The Lying King by Alex Beard. This picture book about a ruler who lies and lies and lies is quite the timely tale. When children lie (and they all do, eventually) they must deal with the emotions of guilt and regret, only then can they move forward. The Lying King‘s story is told in clever rhymes and depicts how lies snowball and ultimately catch their creator in a trap of his own making. The fate of the lying warthog will give your kids lots to think about. This picture book is a timeless story is important to share with your children and use as a springboard to discuss the value of truth.
I Want My Hat Back by Jon Klassen. You may wonder why I have have this quirky, dark book on a list about books that teach emotional intelligence. Well, the sly narrative requires kids to engage their brains and debate ethical questions. Why does the story end the way it does? Is that right or wrong? Plus, encouraging kids to approach all kinds of narratives, both visual and linguistic, forthright or subtextual builds reading comprehension and an expansive view of the world.
They All Saw a Cat by Brendan Wenzel.
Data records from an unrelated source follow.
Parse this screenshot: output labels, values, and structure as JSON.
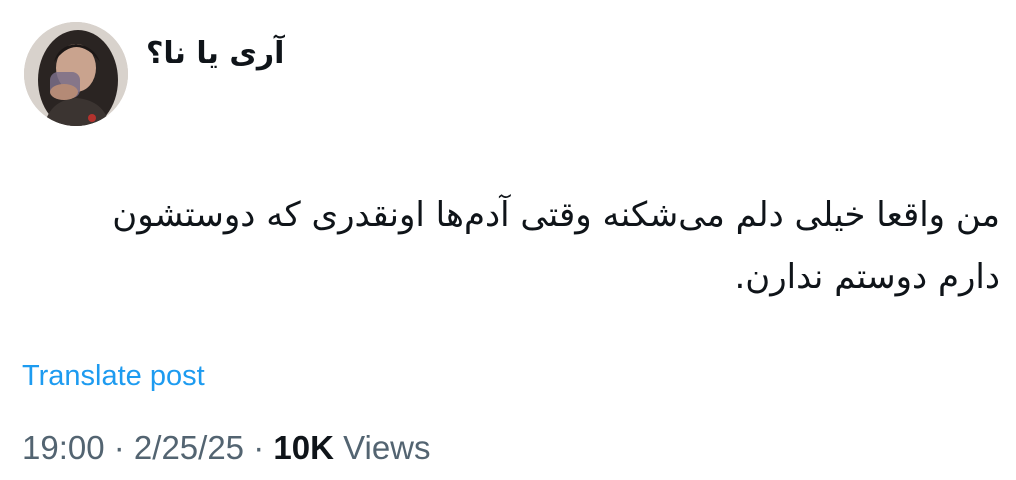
{
  "post": {
    "author": {
      "display_name": "آری یا نا؟",
      "avatar_icon": "profile-photo"
    },
    "text": "من واقعا خیلی دلم می‌شکنه وقتی آدم‌ها اونقدری که دوستشون\nدارم دوستم ندارن.",
    "translate_label": "Translate post",
    "meta": {
      "time": "19:00",
      "separator_1": " · ",
      "date": "2/25/25",
      "separator_2": " · ",
      "views_count": "10K",
      "views_label": " Views"
    }
  },
  "colors": {
    "text": "#0f1419",
    "secondary": "#536471",
    "link": "#1d9bf0",
    "background": "#ffffff"
  }
}
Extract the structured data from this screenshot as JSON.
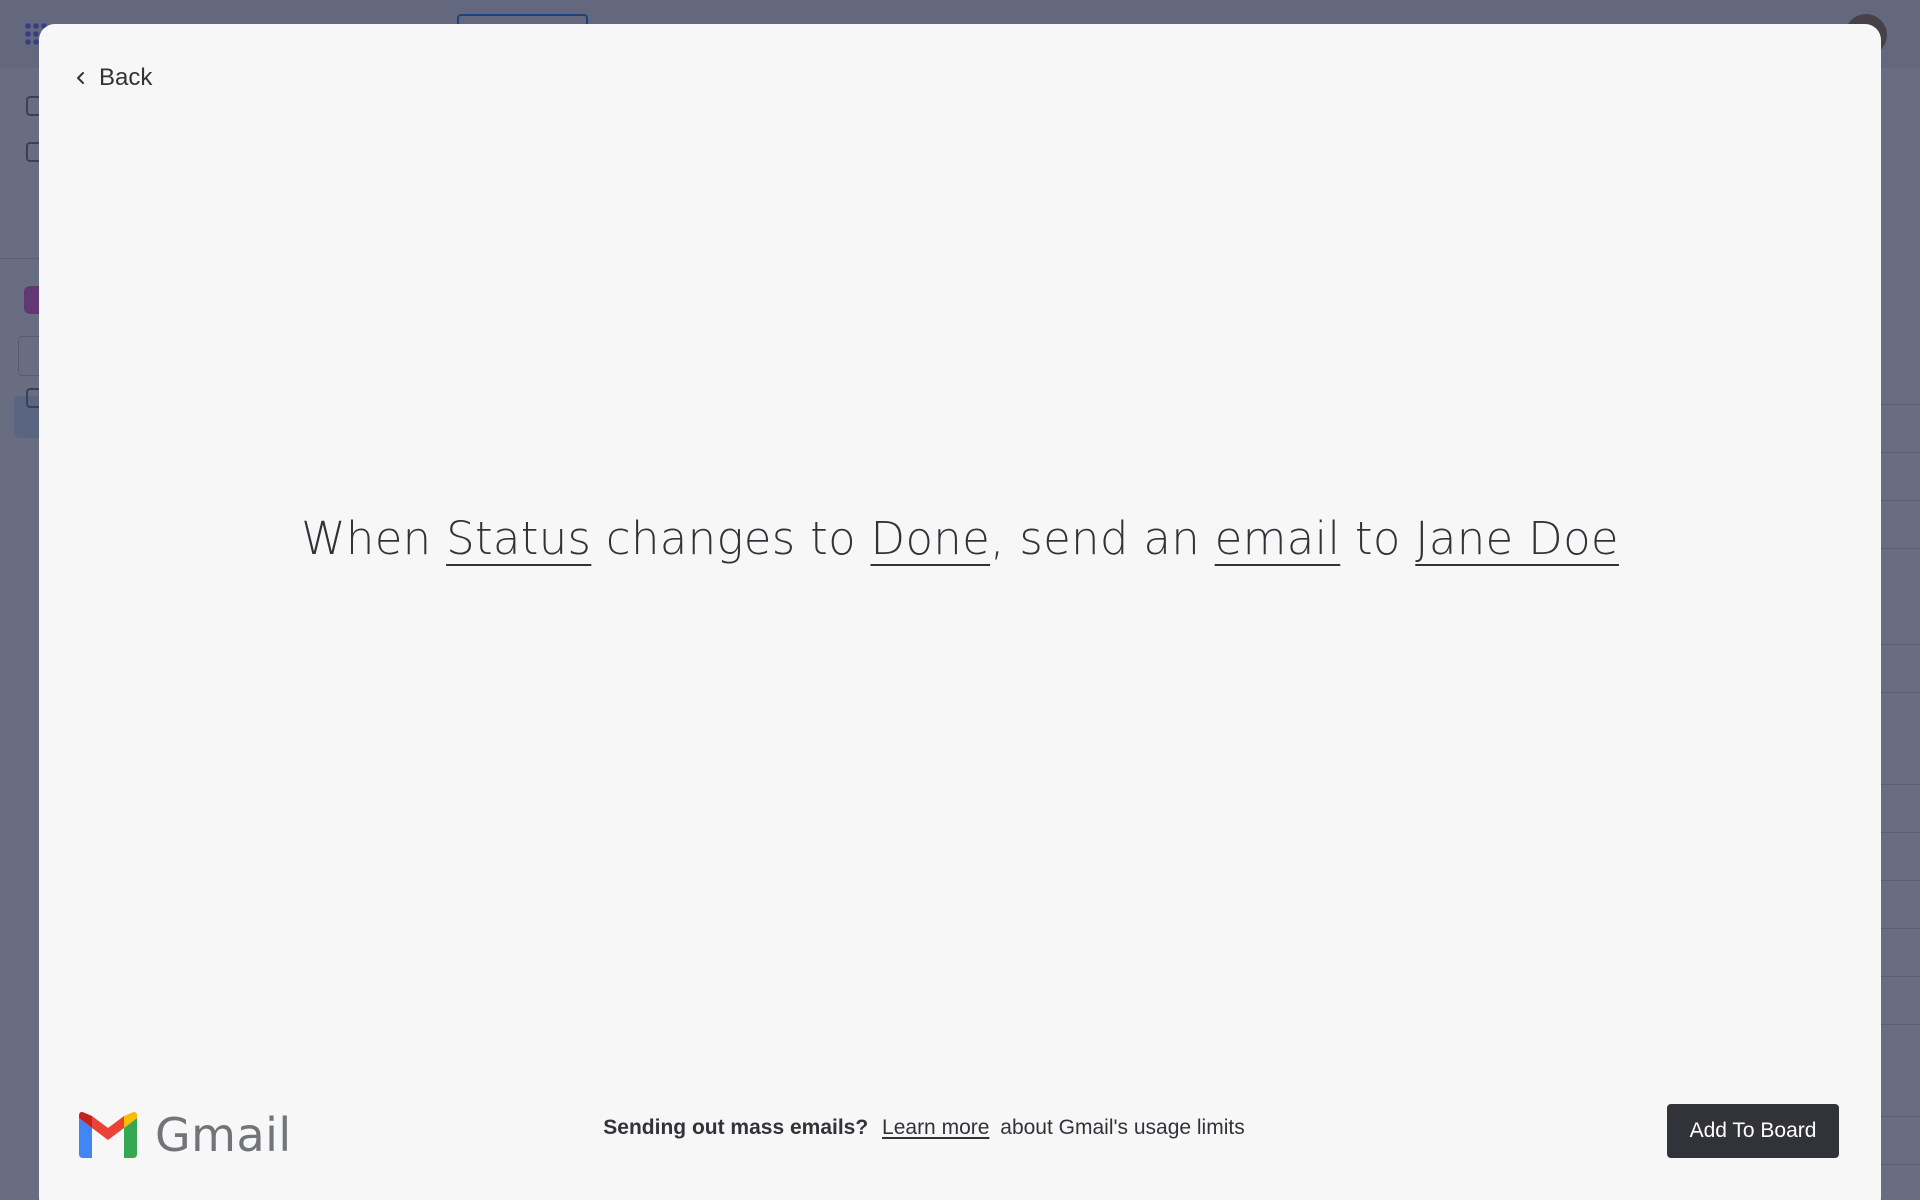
{
  "modal": {
    "back_label": "Back",
    "recipe": {
      "when": "When",
      "trigger_column": "Status",
      "changes_to": "changes to",
      "trigger_value": "Done",
      "comma": ",",
      "send_an": "send an",
      "action_item": "email",
      "to": "to",
      "recipient": "Jane Doe"
    },
    "brand": {
      "name": "Gmail",
      "icon": "gmail-icon",
      "colors": {
        "blue": "#4285f4",
        "red": "#ea4335",
        "yellow": "#fbbc04",
        "green": "#34a853",
        "dark_red": "#c5221f"
      }
    },
    "footer": {
      "bold_text": "Sending out mass emails?",
      "link_text": "Learn more",
      "trailing_text": "about Gmail's usage limits"
    },
    "add_button_label": "Add To Board"
  },
  "colors": {
    "modal_bg": "#f7f7f7",
    "text": "#323338",
    "button_bg": "#323338",
    "button_text": "#ffffff",
    "overlay": "#292f4c"
  }
}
This is such an interesting and extraordinary book that will get your children talking and thinking critically about what it means to have perspective and how perspective might influence our opinions and actions. The text is very simple, identifying who “saw a cat” and the illustration of the cat changes based on the viewer. How a child, a dog, a fish, etc. sees a cat is all different. This is a great picture book for teaching empathy and perspective, important factors in developing a strong emotional intelligence.
Life by Cynthia Rylant asks the reader to reflect on small moments of life. Brendan Wenzel’s illustrations of the animals that take us on the journey are magnificent and exquisite. “What do you love about life?” Rylant asks as she proceeds to demonstrate the beauty of seemingly ordinary moments like a bird soaring. She asks us to trust the animals, and reminds us that although life is not always easy, it is always worth waking up for.
I’ll Root For You and Other Poems by Edward van de Vendel. If you’ve ever had a child who hates losing, you know how difficult it can be to build their resilience and teach them the emotional skills they need to be a good and fair sport. This collection of poems will encourage kids to take winning and losing at it comes, celebrate the successes, but also understand and learn from the loses. The poems cheer on athletes as they keep trying to do their very best.
Zen Socks by Jon J. Muth. Stillwater the Panda offers important lessons to his friends about the importance of kindness and empathy towards others. Stillwater tells the children three stories, about patience, sharing and compassion, helping them to learn how to be well-rounded individuals. Gentle humor and “ah ha” moments keep things from getting preachy and Muth’s illustrations are marvelous as usual.
More picture books that support emotional development:
- Picture books about anger and grumpiness
- Picture books that teach empathy
- Picture books about kindness